Search the entries for the word "help" and return every line where it is found.

Dataset excerpts
········

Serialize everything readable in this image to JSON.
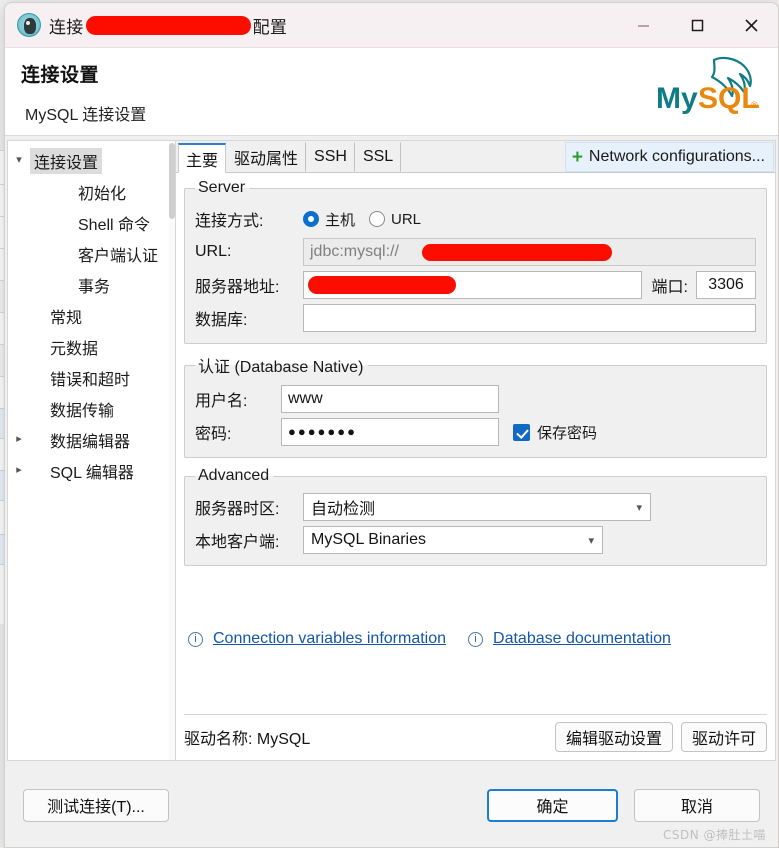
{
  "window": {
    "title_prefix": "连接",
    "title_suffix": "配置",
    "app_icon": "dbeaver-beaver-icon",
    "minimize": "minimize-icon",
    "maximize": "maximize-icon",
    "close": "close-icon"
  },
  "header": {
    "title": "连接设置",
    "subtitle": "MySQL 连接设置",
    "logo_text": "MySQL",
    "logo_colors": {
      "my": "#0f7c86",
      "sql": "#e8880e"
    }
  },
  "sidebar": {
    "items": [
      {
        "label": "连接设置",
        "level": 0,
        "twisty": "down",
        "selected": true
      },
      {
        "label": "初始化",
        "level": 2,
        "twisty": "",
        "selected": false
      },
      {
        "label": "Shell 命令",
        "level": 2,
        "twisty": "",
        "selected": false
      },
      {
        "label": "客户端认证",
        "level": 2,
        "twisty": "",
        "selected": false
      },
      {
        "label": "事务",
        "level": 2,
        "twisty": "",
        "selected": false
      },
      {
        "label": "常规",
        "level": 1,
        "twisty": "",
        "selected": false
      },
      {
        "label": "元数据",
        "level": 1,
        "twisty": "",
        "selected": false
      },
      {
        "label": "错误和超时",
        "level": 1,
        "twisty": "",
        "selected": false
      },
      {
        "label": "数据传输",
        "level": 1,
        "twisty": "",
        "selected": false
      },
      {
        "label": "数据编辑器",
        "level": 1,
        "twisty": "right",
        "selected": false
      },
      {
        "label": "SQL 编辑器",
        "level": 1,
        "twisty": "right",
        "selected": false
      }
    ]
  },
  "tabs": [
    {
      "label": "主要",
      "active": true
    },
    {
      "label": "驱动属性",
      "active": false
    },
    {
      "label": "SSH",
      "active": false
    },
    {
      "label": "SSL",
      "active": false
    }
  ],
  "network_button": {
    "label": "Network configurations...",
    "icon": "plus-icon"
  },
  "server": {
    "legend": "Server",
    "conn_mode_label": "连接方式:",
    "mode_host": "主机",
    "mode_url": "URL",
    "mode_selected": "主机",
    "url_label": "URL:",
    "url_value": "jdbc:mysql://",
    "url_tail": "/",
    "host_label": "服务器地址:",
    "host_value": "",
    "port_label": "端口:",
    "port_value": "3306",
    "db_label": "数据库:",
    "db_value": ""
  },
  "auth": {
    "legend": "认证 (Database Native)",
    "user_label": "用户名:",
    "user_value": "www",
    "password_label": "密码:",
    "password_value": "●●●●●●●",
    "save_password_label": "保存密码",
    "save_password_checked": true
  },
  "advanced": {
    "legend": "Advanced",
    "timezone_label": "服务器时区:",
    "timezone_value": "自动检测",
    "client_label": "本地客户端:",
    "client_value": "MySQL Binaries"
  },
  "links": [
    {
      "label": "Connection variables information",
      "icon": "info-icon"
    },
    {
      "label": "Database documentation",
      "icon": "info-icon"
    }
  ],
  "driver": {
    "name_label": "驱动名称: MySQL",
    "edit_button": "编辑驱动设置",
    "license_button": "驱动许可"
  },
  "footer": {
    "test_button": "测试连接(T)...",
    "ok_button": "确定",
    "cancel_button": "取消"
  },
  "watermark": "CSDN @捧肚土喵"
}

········

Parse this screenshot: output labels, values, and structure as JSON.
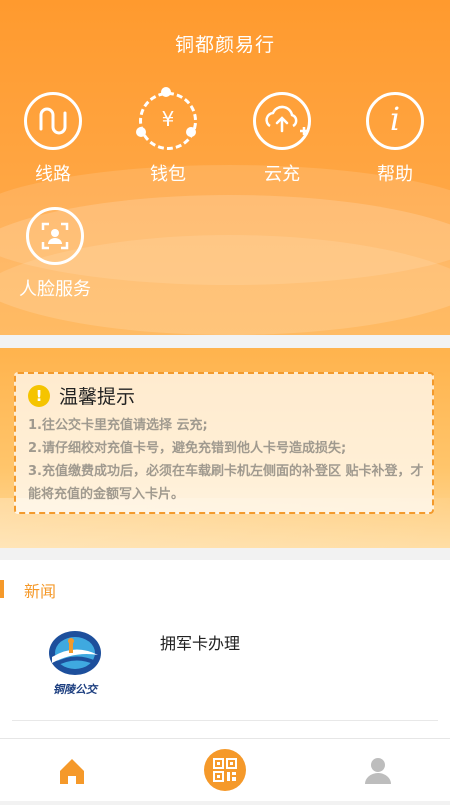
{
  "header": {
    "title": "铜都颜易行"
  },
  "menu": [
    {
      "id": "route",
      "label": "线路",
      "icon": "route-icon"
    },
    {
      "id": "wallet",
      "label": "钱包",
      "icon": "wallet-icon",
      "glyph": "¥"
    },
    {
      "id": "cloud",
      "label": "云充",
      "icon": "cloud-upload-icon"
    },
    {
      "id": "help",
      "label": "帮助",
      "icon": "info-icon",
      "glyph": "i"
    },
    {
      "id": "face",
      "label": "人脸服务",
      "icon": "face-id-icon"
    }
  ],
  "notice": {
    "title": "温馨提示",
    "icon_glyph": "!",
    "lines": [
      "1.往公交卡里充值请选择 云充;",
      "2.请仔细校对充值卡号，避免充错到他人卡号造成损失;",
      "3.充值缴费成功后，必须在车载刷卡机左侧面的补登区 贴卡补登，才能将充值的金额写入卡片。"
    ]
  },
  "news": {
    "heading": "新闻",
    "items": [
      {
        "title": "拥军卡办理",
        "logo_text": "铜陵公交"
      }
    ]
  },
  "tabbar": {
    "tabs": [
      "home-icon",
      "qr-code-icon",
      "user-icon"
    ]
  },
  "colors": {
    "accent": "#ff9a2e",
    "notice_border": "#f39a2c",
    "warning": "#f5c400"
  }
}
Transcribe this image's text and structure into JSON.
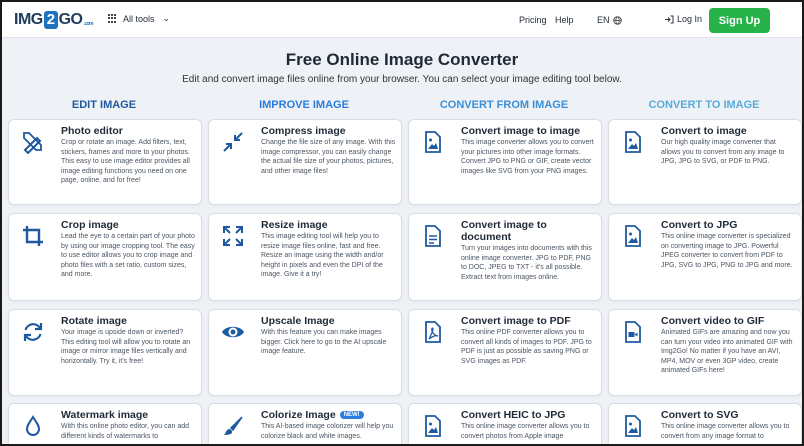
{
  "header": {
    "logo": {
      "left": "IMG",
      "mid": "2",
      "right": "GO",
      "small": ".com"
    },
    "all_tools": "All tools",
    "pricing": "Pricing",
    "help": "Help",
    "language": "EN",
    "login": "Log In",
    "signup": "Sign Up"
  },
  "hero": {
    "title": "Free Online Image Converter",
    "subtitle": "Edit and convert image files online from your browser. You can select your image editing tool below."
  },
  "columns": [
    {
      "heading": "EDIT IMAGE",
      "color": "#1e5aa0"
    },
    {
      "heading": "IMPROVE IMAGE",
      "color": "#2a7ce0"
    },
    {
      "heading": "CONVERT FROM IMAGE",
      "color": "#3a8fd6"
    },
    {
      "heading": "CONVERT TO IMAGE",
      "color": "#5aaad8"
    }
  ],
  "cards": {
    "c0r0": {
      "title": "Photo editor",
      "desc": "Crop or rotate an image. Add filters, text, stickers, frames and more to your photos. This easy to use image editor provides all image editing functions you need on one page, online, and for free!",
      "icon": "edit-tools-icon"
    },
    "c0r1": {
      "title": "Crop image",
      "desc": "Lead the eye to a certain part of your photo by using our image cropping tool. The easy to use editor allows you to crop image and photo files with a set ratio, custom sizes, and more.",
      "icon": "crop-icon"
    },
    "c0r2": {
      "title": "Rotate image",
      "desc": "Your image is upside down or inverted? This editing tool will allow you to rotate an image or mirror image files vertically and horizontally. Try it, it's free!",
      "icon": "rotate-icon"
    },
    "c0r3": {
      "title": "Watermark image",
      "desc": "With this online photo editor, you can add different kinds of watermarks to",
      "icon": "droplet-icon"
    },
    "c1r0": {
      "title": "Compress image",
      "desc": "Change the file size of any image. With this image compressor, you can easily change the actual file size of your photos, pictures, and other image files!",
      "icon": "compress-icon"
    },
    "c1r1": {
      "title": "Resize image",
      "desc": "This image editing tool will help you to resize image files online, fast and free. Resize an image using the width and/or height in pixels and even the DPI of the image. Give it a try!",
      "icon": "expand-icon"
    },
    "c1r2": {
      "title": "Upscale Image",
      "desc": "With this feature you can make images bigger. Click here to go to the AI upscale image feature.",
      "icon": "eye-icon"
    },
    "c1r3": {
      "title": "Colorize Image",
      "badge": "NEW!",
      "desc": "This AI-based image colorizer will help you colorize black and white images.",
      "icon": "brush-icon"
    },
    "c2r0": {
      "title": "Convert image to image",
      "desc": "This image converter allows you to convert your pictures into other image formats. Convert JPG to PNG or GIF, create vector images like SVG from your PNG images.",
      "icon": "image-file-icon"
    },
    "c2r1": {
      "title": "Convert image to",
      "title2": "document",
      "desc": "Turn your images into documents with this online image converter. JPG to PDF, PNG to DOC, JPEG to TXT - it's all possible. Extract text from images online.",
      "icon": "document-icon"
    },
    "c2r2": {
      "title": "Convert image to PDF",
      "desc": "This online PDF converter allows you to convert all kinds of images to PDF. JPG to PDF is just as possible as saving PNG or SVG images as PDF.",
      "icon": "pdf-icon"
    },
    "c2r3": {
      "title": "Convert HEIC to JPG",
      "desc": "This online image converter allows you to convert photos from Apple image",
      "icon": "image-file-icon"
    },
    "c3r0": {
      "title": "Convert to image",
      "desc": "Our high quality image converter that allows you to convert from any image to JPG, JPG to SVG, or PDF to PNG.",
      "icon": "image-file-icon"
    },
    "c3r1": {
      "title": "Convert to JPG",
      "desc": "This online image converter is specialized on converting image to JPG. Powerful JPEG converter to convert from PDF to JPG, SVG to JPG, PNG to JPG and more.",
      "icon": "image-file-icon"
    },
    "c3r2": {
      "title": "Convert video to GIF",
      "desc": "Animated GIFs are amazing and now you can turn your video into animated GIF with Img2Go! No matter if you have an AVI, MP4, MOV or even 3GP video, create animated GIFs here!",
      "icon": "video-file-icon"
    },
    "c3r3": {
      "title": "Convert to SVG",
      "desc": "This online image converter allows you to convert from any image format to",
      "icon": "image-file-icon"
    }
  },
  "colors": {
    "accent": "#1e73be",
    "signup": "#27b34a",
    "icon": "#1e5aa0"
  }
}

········

## SOLUTION:
      "id": "help",
    "help": "Help",
      "desc": "This image editing tool will help you to resize image files online, fast and free. Resize an image using the width and/or height in pixels and even the DPI of the image. Give it a try!",
      "desc": "This AI-based image colorizer will help you colorize black and white images.",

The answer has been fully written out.